Old age. Severe heart disease. Active or recently treated cancer. And Suffering from serious infections, such as tuberculosis. Bone infections. or hepatitis.
Who can donate the kidney?
Kidneys for transplantation come from two different sources. A living donor or a deceased donor.
A person getting a transplant most often gets just one kidney. Because the body can function perfectly well with just one healthy kidney, a family member with two healthy kidneys may choose to donate one of theirs to you. That person is called a living donor.
Receiving a kidney from a family member is a good option. It reduces the risk that your body will reject the kidney.
Deceased donors are people who have died, usually as the result of an accident rather than a disease. Either the donor or their family has chosen to donate their organs and tissues. Your body is more likely to reject a kidney from an unrelated donor.
Regardless of whether the kidney transplant is from a living or deceased donor. Special blood tests such as blood group, cross match, microbial infections, and tissue typing tests are required to match a donor kidney to the recipient.

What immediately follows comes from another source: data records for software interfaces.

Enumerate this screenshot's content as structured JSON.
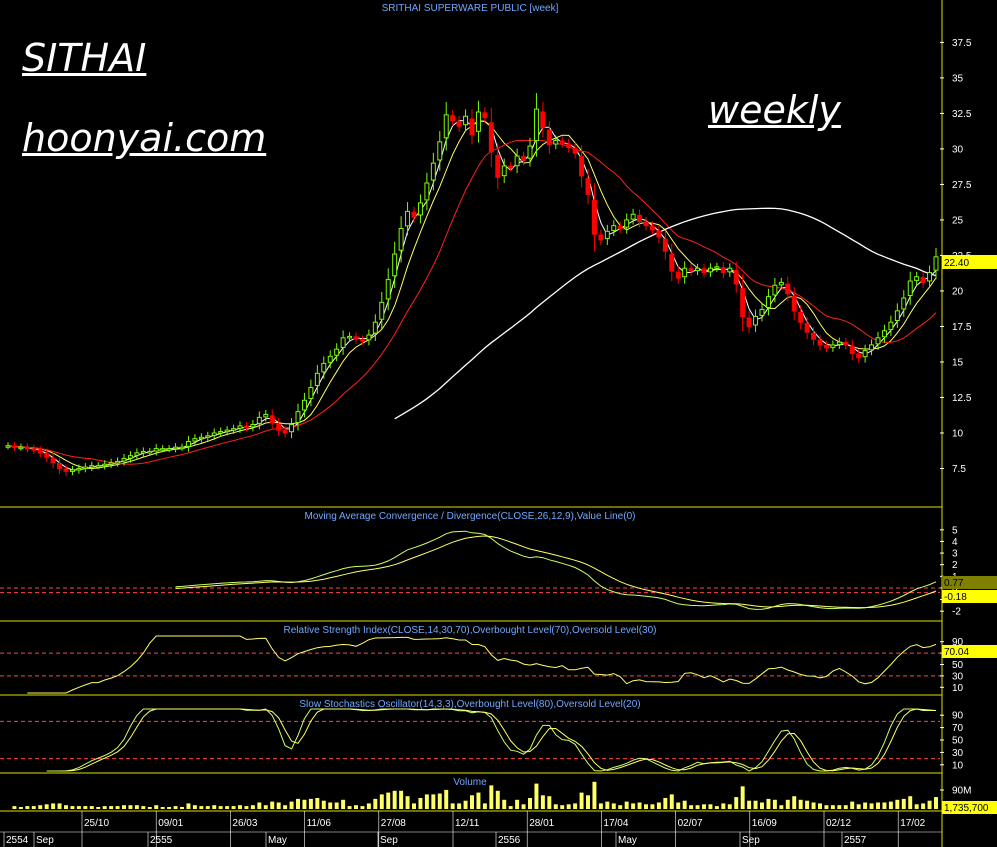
{
  "overlay": {
    "symbol_label": "SITHAI",
    "site_label": "hoonyai.com",
    "period_label": "weekly"
  },
  "colors": {
    "background": "#000000",
    "price_up": "#7CFC00",
    "price_down": "#FF0000",
    "ma_fast": "#FFFFFF",
    "ma_mid": "#FFFF66",
    "ma_slow": "#FF2020",
    "ma_long": "#FFFFFF",
    "indicator_line": "#CCFF66",
    "signal_line": "#FFFF66",
    "level_line": "#FF4444",
    "panel_title": "#6FA8FF",
    "panel_border": "#E0E000",
    "axis_text": "#FFFFFF",
    "value_box": "#FFFF00"
  },
  "chart_data": [
    {
      "type": "candlestick",
      "title": "SRITHAI SUPERWARE PUBLIC [week]",
      "y_ticks": [
        "37.5",
        "35",
        "32.5",
        "30",
        "27.5",
        "25",
        "22.5",
        "20",
        "17.5",
        "15",
        "12.5",
        "10",
        "7.5"
      ],
      "ylim": [
        5,
        39.5
      ],
      "last_value": "22.40",
      "close_series": [
        9.1,
        9.0,
        9.0,
        8.9,
        8.8,
        8.6,
        8.3,
        7.9,
        7.5,
        7.3,
        7.4,
        7.5,
        7.6,
        7.7,
        7.7,
        7.8,
        7.9,
        8.0,
        8.2,
        8.4,
        8.6,
        8.7,
        8.7,
        8.9,
        8.9,
        8.9,
        9.0,
        9.0,
        9.4,
        9.6,
        9.7,
        9.8,
        10.0,
        10.1,
        10.2,
        10.3,
        10.5,
        10.4,
        10.6,
        11.1,
        11.3,
        10.7,
        10.2,
        10.0,
        10.6,
        11.5,
        12.3,
        13.2,
        14.2,
        14.9,
        15.4,
        15.9,
        16.7,
        16.8,
        16.6,
        16.5,
        16.9,
        17.8,
        19.2,
        20.8,
        22.6,
        24.4,
        25.6,
        25.2,
        26.2,
        27.6,
        29.0,
        30.5,
        32.4,
        32.0,
        31.6,
        32.3,
        31.0,
        32.6,
        32.2,
        29.8,
        28.0,
        28.8,
        28.7,
        29.5,
        29.2,
        30.2,
        32.8,
        31.5,
        30.3,
        30.6,
        30.4,
        30.1,
        29.7,
        28.1,
        26.8,
        24.0,
        23.6,
        24.2,
        24.6,
        24.4,
        25.0,
        25.4,
        24.9,
        24.6,
        24.3,
        23.8,
        22.8,
        21.4,
        20.9,
        21.6,
        21.4,
        21.6,
        21.3,
        21.6,
        21.7,
        21.3,
        21.6,
        20.5,
        18.2,
        17.5,
        18.2,
        18.7,
        19.6,
        20.4,
        20.6,
        19.8,
        18.6,
        17.8,
        17.1,
        16.6,
        16.2,
        16.0,
        16.2,
        16.4,
        16.2,
        15.6,
        15.3,
        15.8,
        16.2,
        16.7,
        17.2,
        17.8,
        18.6,
        19.5,
        20.7,
        21.0,
        20.6,
        21.3,
        22.4
      ],
      "ma_fast_series": [
        9.1,
        9.05,
        9.03,
        9.0,
        8.96,
        8.9,
        8.8,
        8.67,
        8.49,
        8.3,
        8.1,
        7.9,
        7.75,
        7.66,
        7.6,
        7.62,
        7.7,
        7.78,
        7.9,
        8.04,
        8.18,
        8.3,
        8.42,
        8.54,
        8.66,
        8.74,
        8.82,
        8.88,
        9.0,
        9.14,
        9.26,
        9.38,
        9.5,
        9.66,
        9.82,
        9.96,
        10.1,
        10.2,
        10.3,
        10.5,
        10.62,
        10.6,
        10.56,
        10.48,
        10.54,
        10.7,
        10.96,
        11.38,
        11.96,
        12.7,
        13.5,
        14.3,
        15.1,
        15.7,
        16.02,
        16.3,
        16.55,
        16.96,
        17.6,
        18.5,
        19.6,
        20.8,
        22.0,
        23.0,
        24.0,
        25.0,
        26.0,
        27.1,
        28.3,
        29.3,
        30.0,
        30.7,
        31.1,
        31.5,
        31.7,
        31.5,
        31.0,
        30.6,
        30.2,
        30.0,
        29.7,
        29.6,
        30.0,
        30.2,
        30.3,
        30.4,
        30.4,
        30.3,
        30.1,
        29.5,
        28.8,
        27.7,
        26.6,
        25.8,
        25.3,
        24.9,
        24.6,
        24.6,
        24.7,
        24.7,
        24.6,
        24.4,
        24.1,
        23.6,
        23.1,
        22.6,
        22.3,
        22.0,
        21.7,
        21.6,
        21.6,
        21.5,
        21.5,
        21.2,
        20.6,
        19.9,
        19.4,
        19.1,
        19.0,
        19.2,
        19.4,
        19.5,
        19.4,
        19.1,
        18.6,
        18.0,
        17.4,
        16.9,
        16.6,
        16.4,
        16.3,
        16.1,
        15.9,
        15.8,
        15.8,
        15.9,
        16.1,
        16.4,
        16.8,
        17.4,
        18.0,
        18.7,
        19.4,
        19.9,
        20.4
      ]
    },
    {
      "type": "line",
      "title": "Moving Average Convergence / Divergence(CLOSE,26,12,9),Value Line(0)",
      "y_ticks": [
        "5",
        "4",
        "3",
        "2",
        "1",
        "0",
        "-1",
        "-2"
      ],
      "ylim": [
        -2.5,
        5.5
      ],
      "values_shown": [
        "0.77",
        "-0.18"
      ]
    },
    {
      "type": "line",
      "title": "Relative Strength Index(CLOSE,14,30,70),Overbought Level(70),Oversold Level(30)",
      "y_ticks": [
        "90",
        "70",
        "50",
        "30",
        "10"
      ],
      "ylim": [
        0,
        100
      ],
      "levels": [
        70,
        30
      ],
      "last_value": "70.04"
    },
    {
      "type": "line",
      "title": "Slow Stochastics Oscillator(14,3,3),Overbought Level(80),Oversold Level(20)",
      "y_ticks": [
        "90",
        "70",
        "50",
        "30",
        "10"
      ],
      "ylim": [
        0,
        100
      ],
      "levels": [
        80,
        20
      ]
    },
    {
      "type": "bar",
      "title": "Volume",
      "y_ticks": [
        "90M"
      ],
      "last_value": "1,735,700"
    }
  ],
  "x_axis": {
    "upper_labels": [
      "25/10",
      "09/01",
      "26/03",
      "11/06",
      "27/08",
      "12/11",
      "28/01",
      "17/04",
      "02/07",
      "16/09",
      "02/12",
      "17/02"
    ],
    "lower_labels": [
      "2554",
      "Sep",
      "2555",
      "May",
      "Sep",
      "2556",
      "May",
      "Sep",
      "2557"
    ]
  }
}
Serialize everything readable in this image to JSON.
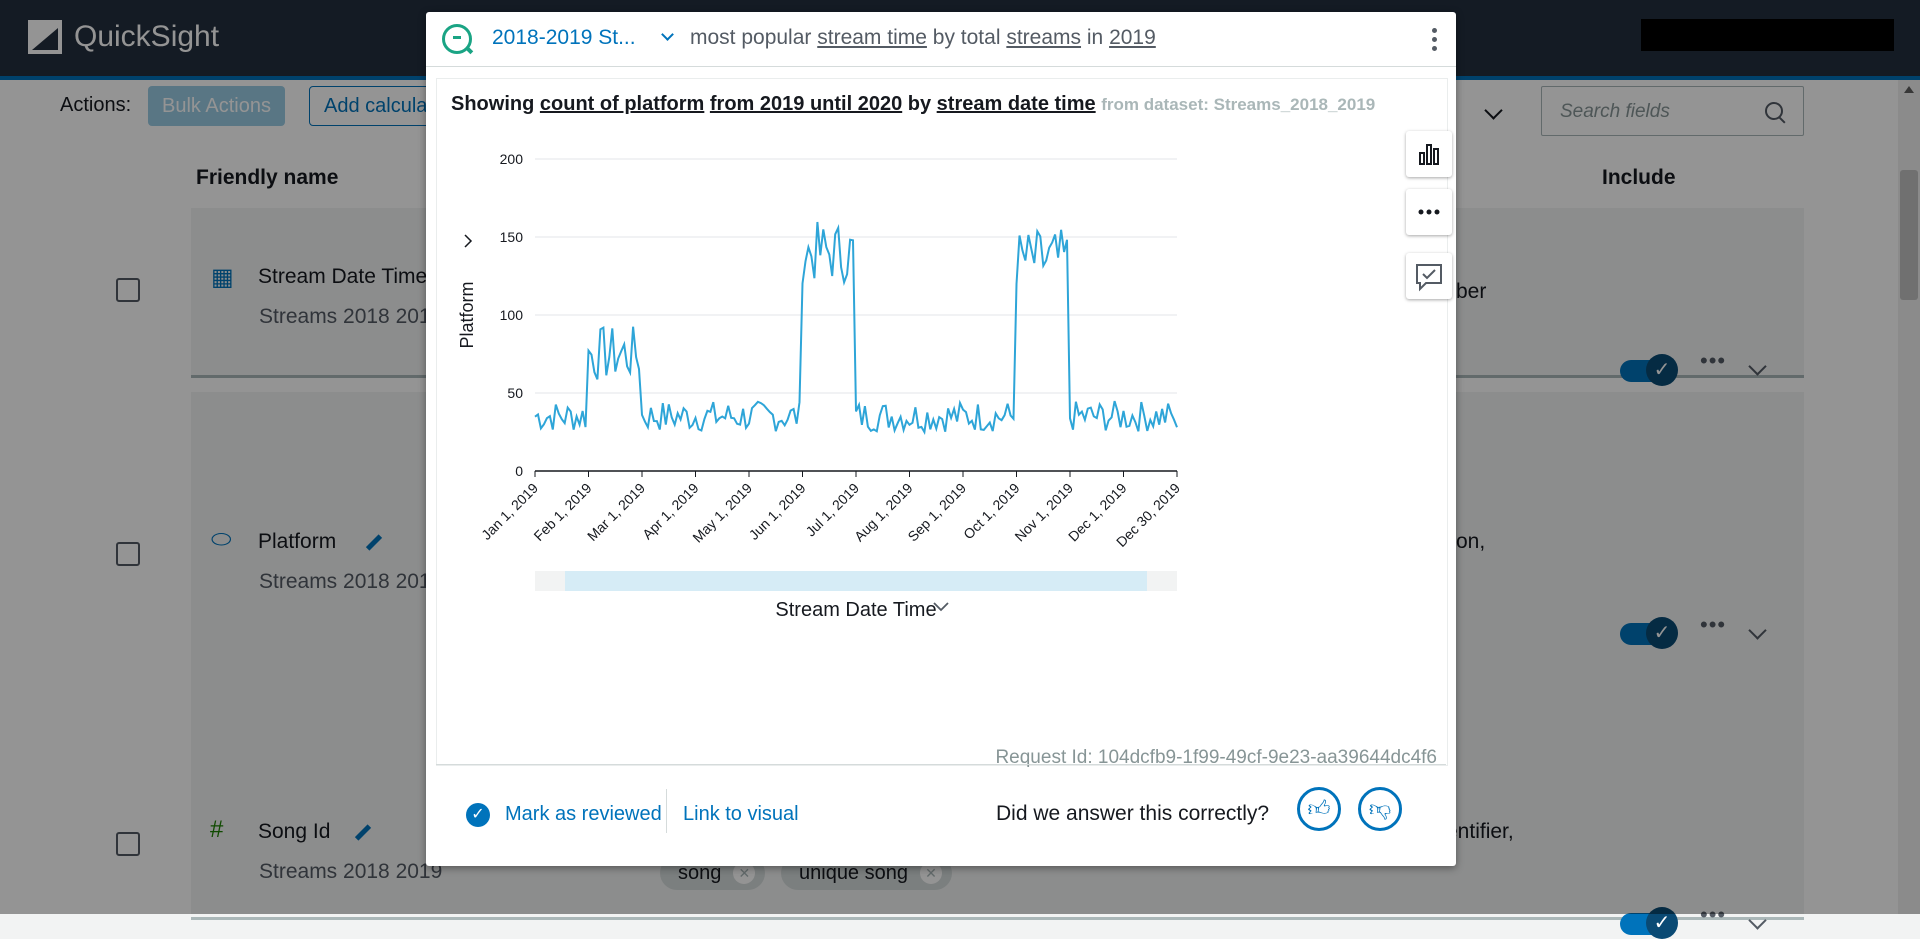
{
  "app": {
    "name": "QuickSight"
  },
  "toolbar": {
    "actions_label": "Actions:",
    "bulk_actions": "Bulk Actions",
    "add_calc": "Add calcula",
    "search_placeholder": "Search fields"
  },
  "columns": {
    "friendly_name": "Friendly name",
    "include": "Include"
  },
  "rows": [
    {
      "icon": "calendar-icon",
      "name": "Stream Date Time",
      "dataset": "Streams 2018 201",
      "desc_fragment": "ber",
      "included": true
    },
    {
      "icon": "dimension-tag-icon",
      "name": "Platform",
      "dataset": "Streams 2018 201",
      "desc_fragment": "on,",
      "included": true
    },
    {
      "icon": "hash-icon",
      "name": "Song Id",
      "dataset": "Streams 2018 2019",
      "desc_fragment": "entifier,",
      "included": true,
      "synonyms": [
        "song",
        "unique song"
      ]
    }
  ],
  "modal": {
    "topic": "2018-2019 St...",
    "query": {
      "prefix": "most popular",
      "metric": "stream time",
      "by": "by total",
      "measure": "streams",
      "in": "in",
      "year": "2019"
    },
    "showing": {
      "lead": "Showing",
      "agg": "count of platform",
      "range": "from 2019 until 2020",
      "by": "by",
      "dim": "stream date time",
      "dataset": "from dataset: Streams_2018_2019"
    },
    "request_id": "Request Id: 104dcfb9-1f99-49cf-9e23-aa39644dc4f6",
    "mark_reviewed": "Mark as reviewed",
    "link_visual": "Link to visual",
    "feedback_question": "Did we answer this correctly?"
  },
  "chart_data": {
    "type": "line",
    "xlabel": "Stream Date Time",
    "ylabel": "Platform",
    "ylim": [
      0,
      200
    ],
    "y_ticks": [
      0,
      50,
      100,
      150,
      200
    ],
    "x_tick_labels": [
      "Jan 1, 2019",
      "Feb 1, 2019",
      "Mar 1, 2019",
      "Apr 1, 2019",
      "May 1, 2019",
      "Jun 1, 2019",
      "Jul 1, 2019",
      "Aug 1, 2019",
      "Sep 1, 2019",
      "Oct 1, 2019",
      "Nov 1, 2019",
      "Dec 1, 2019",
      "Dec 30, 2019"
    ],
    "series_color": "#2ea5d8",
    "approx_levels": [
      {
        "period": "Jan 1, 2019 - Jan 31, 2019",
        "approx_value": 35
      },
      {
        "period": "Feb 1, 2019 - Feb 26, 2019",
        "approx_value": 75
      },
      {
        "period": "Feb 27, 2019 - May 31, 2019",
        "approx_value": 35
      },
      {
        "period": "Jun 1, 2019 - Jun 30, 2019",
        "approx_value": 140
      },
      {
        "period": "Jul 1, 2019 - Sep 30, 2019",
        "approx_value": 35
      },
      {
        "period": "Oct 1, 2019 - Oct 31, 2019",
        "approx_value": 135
      },
      {
        "period": "Nov 1, 2019 - Dec 30, 2019",
        "approx_value": 35
      }
    ]
  },
  "colors": {
    "accent": "#0073bb",
    "topbar": "#232f3e",
    "q_icon": "#1aa484"
  }
}
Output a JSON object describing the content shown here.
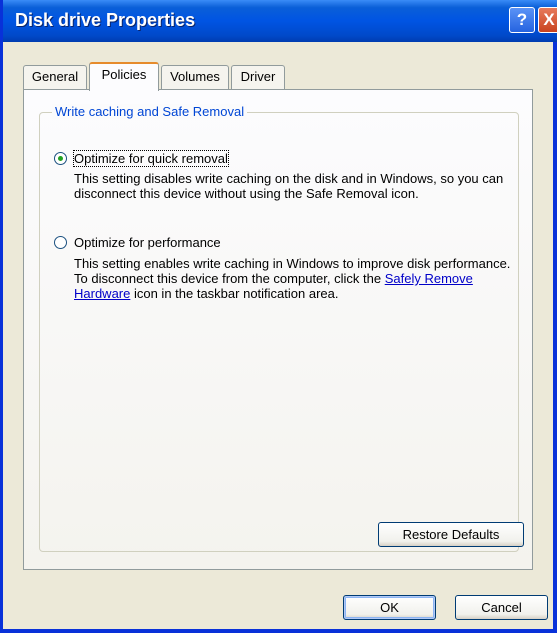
{
  "window": {
    "title": "Disk drive Properties"
  },
  "title_buttons": {
    "help": "?",
    "close": "X"
  },
  "tabs": [
    {
      "label": "General"
    },
    {
      "label": "Policies"
    },
    {
      "label": "Volumes"
    },
    {
      "label": "Driver"
    }
  ],
  "active_tab": "Policies",
  "group": {
    "title": "Write caching and Safe Removal",
    "options": [
      {
        "label": "Optimize for quick removal",
        "selected": true,
        "description": "This setting disables write caching on the disk and in Windows, so you can disconnect this device without using the Safe Removal icon."
      },
      {
        "label": "Optimize for performance",
        "selected": false,
        "description_before_link": "This setting enables write caching in Windows to improve disk performance. To disconnect this device from the computer, click the ",
        "link": "Safely Remove Hardware",
        "description_after_link": " icon in the taskbar notification area."
      }
    ]
  },
  "buttons": {
    "restore_defaults": "Restore Defaults",
    "ok": "OK",
    "cancel": "Cancel"
  },
  "colors": {
    "title_bar": "#0054e3",
    "group_title": "#0046d5",
    "radio_dot": "#21a121",
    "link": "#0000c8"
  }
}
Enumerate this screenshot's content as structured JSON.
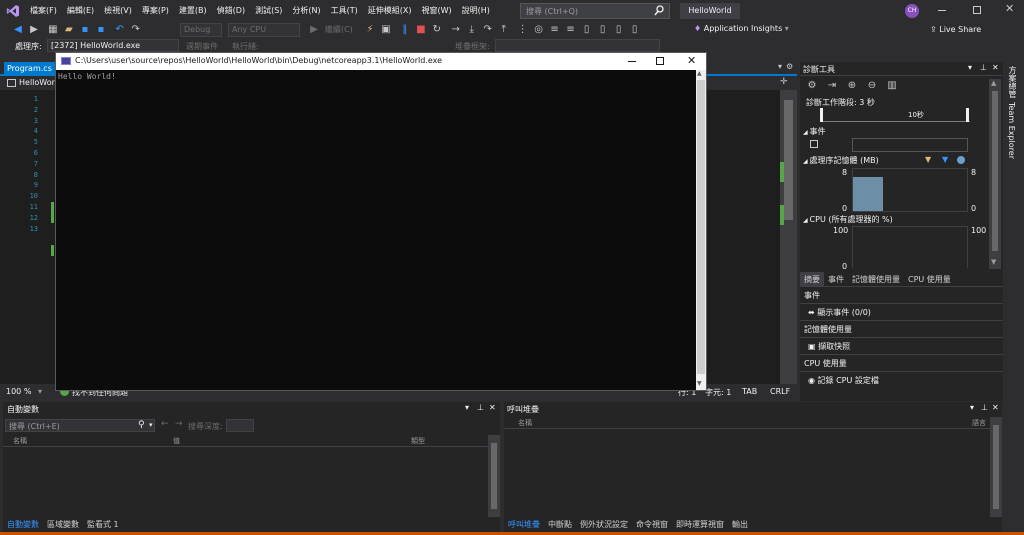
{
  "menu": [
    "檔案(F)",
    "編輯(E)",
    "檢視(V)",
    "專案(P)",
    "建置(B)",
    "偵錯(D)",
    "測試(S)",
    "分析(N)",
    "工具(T)",
    "延伸模組(X)",
    "視窗(W)",
    "說明(H)"
  ],
  "search": {
    "placeholder": "搜尋 (Ctrl+Q)"
  },
  "solution_name": "HelloWorld",
  "user_initials": "CH",
  "toolbar": {
    "config": "Debug",
    "platform": "Any CPU",
    "continue_label": "繼續(C)",
    "app_insights": "Application Insights",
    "live_share": "Live Share"
  },
  "process_bar": {
    "label": "處理序:",
    "process": "[2372] HelloWorld.exe",
    "lifecycle": "週期事件",
    "thread": "執行緒:",
    "stack": "堆疊框架:"
  },
  "editor": {
    "tab": "Program.cs",
    "nav": "HelloWorld",
    "line_numbers": [
      "1",
      "2",
      "3",
      "4",
      "5",
      "6",
      "7",
      "8",
      "9",
      "10",
      "11",
      "12",
      "13"
    ],
    "zoom": "100 %",
    "status": "找不到任何問題",
    "pos": "行: 1",
    "col": "字元: 1",
    "tab_mode": "TAB",
    "eol": "CRLF"
  },
  "console": {
    "title": "C:\\Users\\user\\source\\repos\\HelloWorld\\HelloWorld\\bin\\Debug\\netcoreapp3.1\\HelloWorld.exe",
    "output": "Hello World!"
  },
  "diag": {
    "title": "診斷工具",
    "session": "診斷工作階段: 3 秒",
    "timeline_tick": "10秒",
    "events": "事件",
    "memory": "處理序記憶體 (MB)",
    "mem_max": "8",
    "mem_min": "0",
    "mem_usage_fraction": 0.8,
    "cpu": "CPU (所有處理器的 %)",
    "cpu_max": "100",
    "cpu_min": "0",
    "tabs": [
      "摘要",
      "事件",
      "記憶體使用量",
      "CPU 使用量"
    ],
    "summary": {
      "events_head": "事件",
      "show_events": "顯示事件 (0/0)",
      "memory_head": "記憶體使用量",
      "snapshot": "擷取快照",
      "cpu_head": "CPU 使用量",
      "record_cpu": "記錄 CPU 設定檔"
    }
  },
  "side_tabs": [
    "方案總管",
    "Team Explorer"
  ],
  "autos": {
    "title": "自動變數",
    "search_placeholder": "搜尋 (Ctrl+E)",
    "depth_label": "搜尋深度:",
    "cols": [
      "名稱",
      "值",
      "類型"
    ],
    "tabs": [
      "自動變數",
      "區域變數",
      "監看式 1"
    ]
  },
  "callstack": {
    "title": "呼叫堆疊",
    "cols": [
      "名稱",
      "語言"
    ],
    "tabs": [
      "呼叫堆疊",
      "中斷點",
      "例外狀況設定",
      "命令視窗",
      "即時運算視窗",
      "輸出"
    ]
  },
  "colors": {
    "accent": "#007acc",
    "frame": "#2d2d30",
    "editor": "#1e1e1e",
    "console": "#0c0c0c",
    "memory_fill": "#6c8ea6",
    "tab_active": "#3794ff"
  }
}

So let us see what happens during the surgery.
Once all the tests are clear and the donor's kidney is ready for transplant, the procedure of transplantation started. A kidney transplant is done under general anesthesia. This involves giving you a medication that puts you to sleep during the surgery. The anesthetic will be injected into your body through an intravenous (IV) line in your hand or arm.
A tube will be inserted through your mouth, into your lungs. The tube will be attached to a ventilator that will breathe for you during the procedure. The surgical team monitors your heart rate, blood pressure, and blood oxygen level throughout the procedure.
Once you're asleep, your doctor makes an incision in your abdomen and places the donor kidney inside. The operation usually takes 2-4 hours. This type of operation is a heterotopic transplant, meaning the kidney is placed in a different location than the existing kidneys. Usually, A left donor kidney will be implanted on your right side; a right donor kidney will be implanted on your left side. This allows the ureter to be accessed easily for connection to your bladder.
The incision will be closed with stitches or surgical staples.
After the procedure.
If your kidney transplant is successful, your new kidney will filter your blood, and you will no longer need dialysis. However, you will spend several days to a week in the hospital, where doctors and nurses will check your condition.
You will be given a number of medications, including. Immunosuppressants, which help prevent your immune system from attacking and rejecting your new kidney.
The average lifespan of a transplanted kidney is 12-15 years, though some transplants will last longer.